Study of break down of thin hard surface coatings with emphasis on finite element simulations

  • Danckert, Joachim (Project Participant)
  • Faurholdt, Torben Gade (Project Participant)
  • Ram, Anantha (Project Participant)

    Project Details

    Description

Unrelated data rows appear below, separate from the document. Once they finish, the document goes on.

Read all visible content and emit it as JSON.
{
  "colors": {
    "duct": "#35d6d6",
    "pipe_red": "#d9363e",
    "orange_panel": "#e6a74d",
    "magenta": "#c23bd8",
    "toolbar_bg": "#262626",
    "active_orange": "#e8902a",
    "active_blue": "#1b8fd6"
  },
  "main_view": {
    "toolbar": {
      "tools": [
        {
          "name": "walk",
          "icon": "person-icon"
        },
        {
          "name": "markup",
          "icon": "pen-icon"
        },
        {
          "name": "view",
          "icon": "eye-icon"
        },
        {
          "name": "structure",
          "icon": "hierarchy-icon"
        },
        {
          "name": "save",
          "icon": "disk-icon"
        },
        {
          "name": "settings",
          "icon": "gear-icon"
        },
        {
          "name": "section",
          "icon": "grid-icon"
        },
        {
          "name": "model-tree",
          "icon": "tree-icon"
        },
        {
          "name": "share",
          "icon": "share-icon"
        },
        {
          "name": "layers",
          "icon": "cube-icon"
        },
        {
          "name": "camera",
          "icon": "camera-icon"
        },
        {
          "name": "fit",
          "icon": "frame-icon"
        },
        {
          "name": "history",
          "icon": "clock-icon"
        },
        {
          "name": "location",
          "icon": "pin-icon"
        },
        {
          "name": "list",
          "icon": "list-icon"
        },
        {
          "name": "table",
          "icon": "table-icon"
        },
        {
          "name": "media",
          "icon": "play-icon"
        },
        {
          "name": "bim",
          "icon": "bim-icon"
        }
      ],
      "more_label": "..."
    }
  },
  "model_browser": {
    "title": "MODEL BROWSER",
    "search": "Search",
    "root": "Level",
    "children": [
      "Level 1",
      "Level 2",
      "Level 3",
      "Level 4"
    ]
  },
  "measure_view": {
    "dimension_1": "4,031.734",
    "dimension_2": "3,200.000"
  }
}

    The first part of the Ph.D. work presents the identification of a multi-linear stress strain law for AISI M2 tool steel (High Speed Steel - HSS) which enables the determination of the critical stress and strain components which lead to the failure of Titanium Nitride (TiN) coating, coated on to it. The procedure of identification relies on an inverse method where Rockwell indentation experimental characteristics (profiles obtained under successive load indentations by means of a profilometer) are matched with the profiles obtained by Finite Element (FE)-simulation of the indentation process using LS-Dyna non-linear implicit FE-code and the Ximcor inverse modelling/optimization program. Radial cracks, observed in the coating due to indentation, tends to arrest at characteristic length (Lc). The stress/strain condition in the coating at these lengths are the critical stress/strain components "just" required to break the coating and it is calculated explicitly. Lc for a 1500N load indentation is measured by the use of Scanning Electron Microscopy (SEM). By using the identified stress-strain law in a 1500N load indentation FE-simulation, the substrate strains (small strains) are computed at Lc. They are then used in calculating the stresses (nett maximum tensile stress) in the coating assuming it to be elastic and under plane stress condition. The obtained results are compared to earlier works and they serve as limiting values/failure criterion. The result (nett maximum tensile stress) is used in finding the load bearing capacity of the TiN/HSS coating-substrate system under normal loading and sliding of abrasive particles. The second part of the Ph.D. work presents the investigation of elastic stresses developed in the work piece material due to impact and sliding of abrasive particles in tribological contact situations. LS-Dyna implicit finite element analysis is used to investigate these contact stresses in the work piece material under imposed Hertzian pressure loading. At first the predicted stress field is compared with analytical solutions under both normal and frictional tractions. The model is parametric and built in LS-Ingrid in terms of contact width ?a?. Application of Hertz pressure with frictional tractions is one of the issues of this study. The study is a preliminary step in the extension of the model where the work piece will be modelled with a thin hard layer/coating (TiN) under the same contact situations. A study of the load bearing capacity of TiN/HSS system compared to the uncoated one is done. The nett maximum tensile stress calculated from the first part of the Ph.D. work is used as a check in the study. An investigation of the optimal thickness of TiN coating on the HSS steel is discussed. The third Part of the Ph.D. utilizes the know-how of inverse modelling in Part I and the modelling method as in Part II to present the idea of a new way of identifying the residual stress and the Young?s modulus of a hard thin coating like TiN on elasto-plastic substrates like HSS. The method assumes a) ultra micro/nano indentation experiments (range of 10 - 200 mN) using Ultra Micro Indentation Systems (UMIS) a trademark product of Commonwealth Scientific and Industrial Research Organization (CSIRO), Australia, b) axi-symmetric FE-simulation of the same and c) inverse modeling technique. The basic idea of the inverse modeling is to combine the experiments and the FE-simulations through an optimization scheme, so as to identify the optimum design variables/parameters (the residual stress and the Young?s modulus of the coating) which minimize the error between the experimental data and the FE-data. The experimental data and the FE-data are the profiles obtained under a selected critical load which can be obtained by Atomic Force Microscope (AFM) scanning. The FE-simulation involves a coupled thermal and structural analysis. The thermal part creates a equi-biaxial residual stress in the coating and the structural part only involves the mechanical loading. The chapter only presents the idea, i.e., the numerical part and the experimental data is presently assumed as synthetic data. The project was finalised in 2004. (Anatha Ram, Joachim Danckert, Torben Gade Faurholdt, Department of Production, AAU)
    StatusFinished
    Effective start/end date31/12/200431/12/2004